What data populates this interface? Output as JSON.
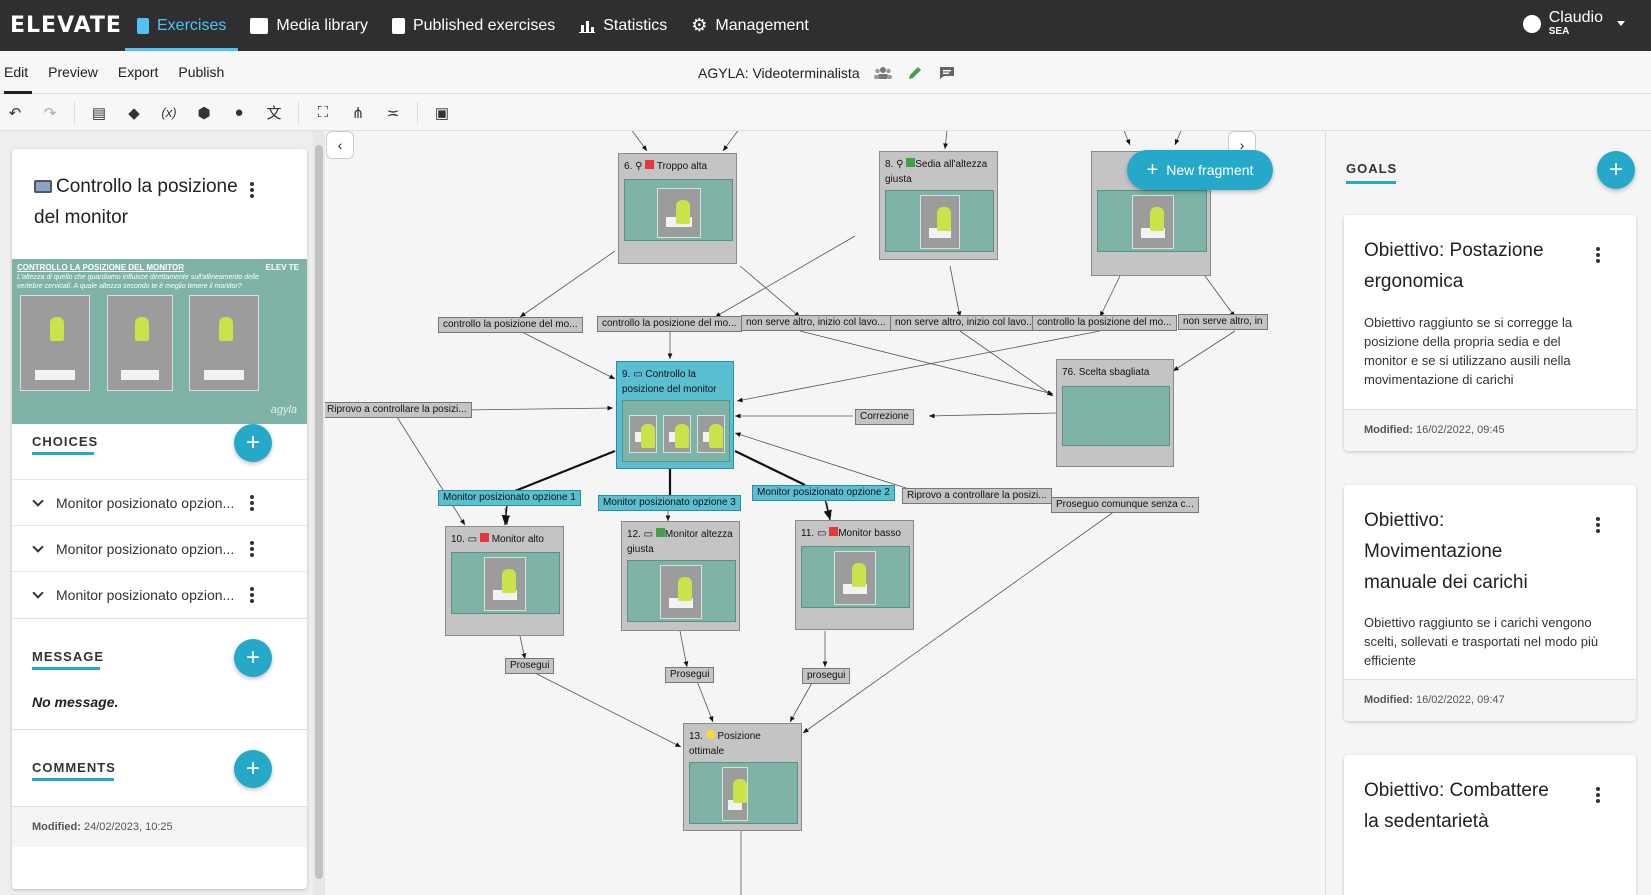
{
  "app": {
    "logo": "ELEVATE",
    "nav": [
      {
        "label": "Exercises",
        "icon": "book-icon",
        "active": true
      },
      {
        "label": "Media library",
        "icon": "images-icon"
      },
      {
        "label": "Published exercises",
        "icon": "file-icon"
      },
      {
        "label": "Statistics",
        "icon": "bar-chart-icon"
      },
      {
        "label": "Management",
        "icon": "gears-icon"
      }
    ],
    "user": {
      "name": "Claudio",
      "org": "SEA"
    }
  },
  "subnav": {
    "tabs": [
      "Edit",
      "Preview",
      "Export",
      "Publish"
    ],
    "active_tab": "Edit",
    "document_title": "AGYLA: Videoterminalista"
  },
  "toolbar": {
    "tools": [
      "undo-icon",
      "redo-icon",
      "clipboard-icon",
      "tag-icon",
      "variable-icon",
      "cube-icon",
      "palette-icon",
      "translate-icon",
      "fit-screen-icon",
      "graph-layout-icon",
      "filter-list-icon",
      "presentation-icon"
    ],
    "variable_glyph": "(x)"
  },
  "fragment": {
    "title": "Controllo la posizione del monitor",
    "thumbnail": {
      "heading": "CONTROLLO LA POSIZIONE DEL MONITOR",
      "text": "L'altezza di quello che guardiamo influisce direttamente sull'allineamento delle vertebre cervicali. A quale altezza secondo te è meglio tenere il monitor?",
      "logo": "ELEV TE",
      "brand": "agyla"
    },
    "choices_label": "CHOICES",
    "choices": [
      "Monitor posizionato opzion...",
      "Monitor posizionato opzion...",
      "Monitor posizionato opzion..."
    ],
    "message_label": "MESSAGE",
    "message": "No message.",
    "comments_label": "COMMENTS",
    "modified_label": "Modified:",
    "modified": "24/02/2023, 10:25"
  },
  "graph": {
    "new_fragment_label": "New fragment",
    "nodes": [
      {
        "id": "n6",
        "label": "6.",
        "title": "Troppo alta",
        "status": "#e53935"
      },
      {
        "id": "n8",
        "label": "8.",
        "title": "Sedia all'altezza giusta",
        "status": "#43a047"
      },
      {
        "id": "n9",
        "label": "9.",
        "title": "Controllo la posizione del monitor",
        "status": ""
      },
      {
        "id": "n76",
        "label": "76.",
        "title": "Scelta sbagliata",
        "status": ""
      },
      {
        "id": "n10",
        "label": "10.",
        "title": "Monitor alto",
        "status": "#e53935"
      },
      {
        "id": "n12",
        "label": "12.",
        "title": "Monitor altezza giusta",
        "status": "#43a047"
      },
      {
        "id": "n11",
        "label": "11.",
        "title": "Monitor basso",
        "status": "#e53935"
      },
      {
        "id": "n13",
        "label": "13.",
        "title": "Posizione ottimale",
        "status": "#fdd835"
      }
    ],
    "edge_labels": [
      {
        "text": "controllo la posizione del mo...",
        "blue": false
      },
      {
        "text": "controllo la posizione del mo...",
        "blue": false
      },
      {
        "text": "non serve altro, inizio col lavo...",
        "blue": false
      },
      {
        "text": "non serve altro, inizio col lavo...",
        "blue": false
      },
      {
        "text": "controllo la posizione del mo...",
        "blue": false
      },
      {
        "text": "non serve altro, in",
        "blue": false
      },
      {
        "text": "Riprovo a controllare la posizi...",
        "blue": false
      },
      {
        "text": "Correzione",
        "blue": false
      },
      {
        "text": "Monitor posizionato opzione 1",
        "blue": true
      },
      {
        "text": "Monitor posizionato opzione 3",
        "blue": true
      },
      {
        "text": "Monitor posizionato opzione 2",
        "blue": true
      },
      {
        "text": "Riprovo a controllare la posizi...",
        "blue": false
      },
      {
        "text": "Proseguo comunque senza c...",
        "blue": false
      },
      {
        "text": "Prosegui",
        "blue": false
      },
      {
        "text": "Prosegui",
        "blue": false
      },
      {
        "text": "prosegui",
        "blue": false
      }
    ]
  },
  "goals": {
    "label": "GOALS",
    "items": [
      {
        "title": "Obiettivo: Postazione ergonomica",
        "description": "Obiettivo raggiunto se si corregge la posizione della propria sedia e del monitor e se si utilizzano ausili nella movimentazione di carichi",
        "modified_label": "Modified:",
        "modified": "16/02/2022, 09:45"
      },
      {
        "title": "Obiettivo: Movimentazione manuale dei carichi",
        "description": "Obiettivo raggiunto se i carichi vengono scelti, sollevati e trasportati nel modo più efficiente",
        "modified_label": "Modified:",
        "modified": "16/02/2022, 09:47"
      },
      {
        "title": "Obiettivo: Combattere la sedentarietà",
        "description": "",
        "modified_label": "",
        "modified": ""
      }
    ]
  },
  "colors": {
    "accent": "#26a9c9",
    "topbar": "#2f2f2f",
    "selected_node": "#5bbfd2",
    "node": "#c4c4c4"
  }
}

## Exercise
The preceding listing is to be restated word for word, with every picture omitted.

## Exercise answer
What data populates this interface? Output as JSON.
{
  "app": {
    "logo": "ELEVATE",
    "nav": [
      {
        "label": "Exercises",
        "icon": "book-icon",
        "active": true
      },
      {
        "label": "Media library",
        "icon": "images-icon"
      },
      {
        "label": "Published exercises",
        "icon": "file-icon"
      },
      {
        "label": "Statistics",
        "icon": "bar-chart-icon"
      },
      {
        "label": "Management",
        "icon": "gears-icon"
      }
    ],
    "user": {
      "name": "Claudio",
      "org": "SEA"
    }
  },
  "subnav": {
    "tabs": [
      "Edit",
      "Preview",
      "Export",
      "Publish"
    ],
    "active_tab": "Edit",
    "document_title": "AGYLA: Videoterminalista"
  },
  "toolbar": {
    "tools": [
      "undo-icon",
      "redo-icon",
      "clipboard-icon",
      "tag-icon",
      "variable-icon",
      "cube-icon",
      "palette-icon",
      "translate-icon",
      "fit-screen-icon",
      "graph-layout-icon",
      "filter-list-icon",
      "presentation-icon"
    ],
    "variable_glyph": "(x)"
  },
  "fragment": {
    "title": "Controllo la posizione del monitor",
    "thumbnail": {
      "heading": "CONTROLLO LA POSIZIONE DEL MONITOR",
      "text": "L'altezza di quello che guardiamo influisce direttamente sull'allineamento delle vertebre cervicali. A quale altezza secondo te è meglio tenere il monitor?",
      "logo": "ELEV TE",
      "brand": "agyla"
    },
    "choices_label": "CHOICES",
    "choices": [
      "Monitor posizionato opzion...",
      "Monitor posizionato opzion...",
      "Monitor posizionato opzion..."
    ],
    "message_label": "MESSAGE",
    "message": "No message.",
    "comments_label": "COMMENTS",
    "modified_label": "Modified:",
    "modified": "24/02/2023, 10:25"
  },
  "graph": {
    "new_fragment_label": "New fragment",
    "nodes": [
      {
        "id": "n6",
        "label": "6.",
        "title": "Troppo alta",
        "status": "#e53935"
      },
      {
        "id": "n8",
        "label": "8.",
        "title": "Sedia all'altezza giusta",
        "status": "#43a047"
      },
      {
        "id": "n9",
        "label": "9.",
        "title": "Controllo la posizione del monitor",
        "status": ""
      },
      {
        "id": "n76",
        "label": "76.",
        "title": "Scelta sbagliata",
        "status": ""
      },
      {
        "id": "n10",
        "label": "10.",
        "title": "Monitor alto",
        "status": "#e53935"
      },
      {
        "id": "n12",
        "label": "12.",
        "title": "Monitor altezza giusta",
        "status": "#43a047"
      },
      {
        "id": "n11",
        "label": "11.",
        "title": "Monitor basso",
        "status": "#e53935"
      },
      {
        "id": "n13",
        "label": "13.",
        "title": "Posizione ottimale",
        "status": "#fdd835"
      }
    ],
    "edge_labels": [
      {
        "text": "controllo la posizione del mo...",
        "blue": false
      },
      {
        "text": "controllo la posizione del mo...",
        "blue": false
      },
      {
        "text": "non serve altro, inizio col lavo...",
        "blue": false
      },
      {
        "text": "non serve altro, inizio col lavo...",
        "blue": false
      },
      {
        "text": "controllo la posizione del mo...",
        "blue": false
      },
      {
        "text": "non serve altro, in",
        "blue": false
      },
      {
        "text": "Riprovo a controllare la posizi...",
        "blue": false
      },
      {
        "text": "Correzione",
        "blue": false
      },
      {
        "text": "Monitor posizionato opzione 1",
        "blue": true
      },
      {
        "text": "Monitor posizionato opzione 3",
        "blue": true
      },
      {
        "text": "Monitor posizionato opzione 2",
        "blue": true
      },
      {
        "text": "Riprovo a controllare la posizi...",
        "blue": false
      },
      {
        "text": "Proseguo comunque senza c...",
        "blue": false
      },
      {
        "text": "Prosegui",
        "blue": false
      },
      {
        "text": "Prosegui",
        "blue": false
      },
      {
        "text": "prosegui",
        "blue": false
      }
    ]
  },
  "goals": {
    "label": "GOALS",
    "items": [
      {
        "title": "Obiettivo: Postazione ergonomica",
        "description": "Obiettivo raggiunto se si corregge la posizione della propria sedia e del monitor e se si utilizzano ausili nella movimentazione di carichi",
        "modified_label": "Modified:",
        "modified": "16/02/2022, 09:45"
      },
      {
        "title": "Obiettivo: Movimentazione manuale dei carichi",
        "description": "Obiettivo raggiunto se i carichi vengono scelti, sollevati e trasportati nel modo più efficiente",
        "modified_label": "Modified:",
        "modified": "16/02/2022, 09:47"
      },
      {
        "title": "Obiettivo: Combattere la sedentarietà",
        "description": "",
        "modified_label": "",
        "modified": ""
      }
    ]
  },
  "colors": {
    "accent": "#26a9c9",
    "topbar": "#2f2f2f",
    "selected_node": "#5bbfd2",
    "node": "#c4c4c4"
  }
}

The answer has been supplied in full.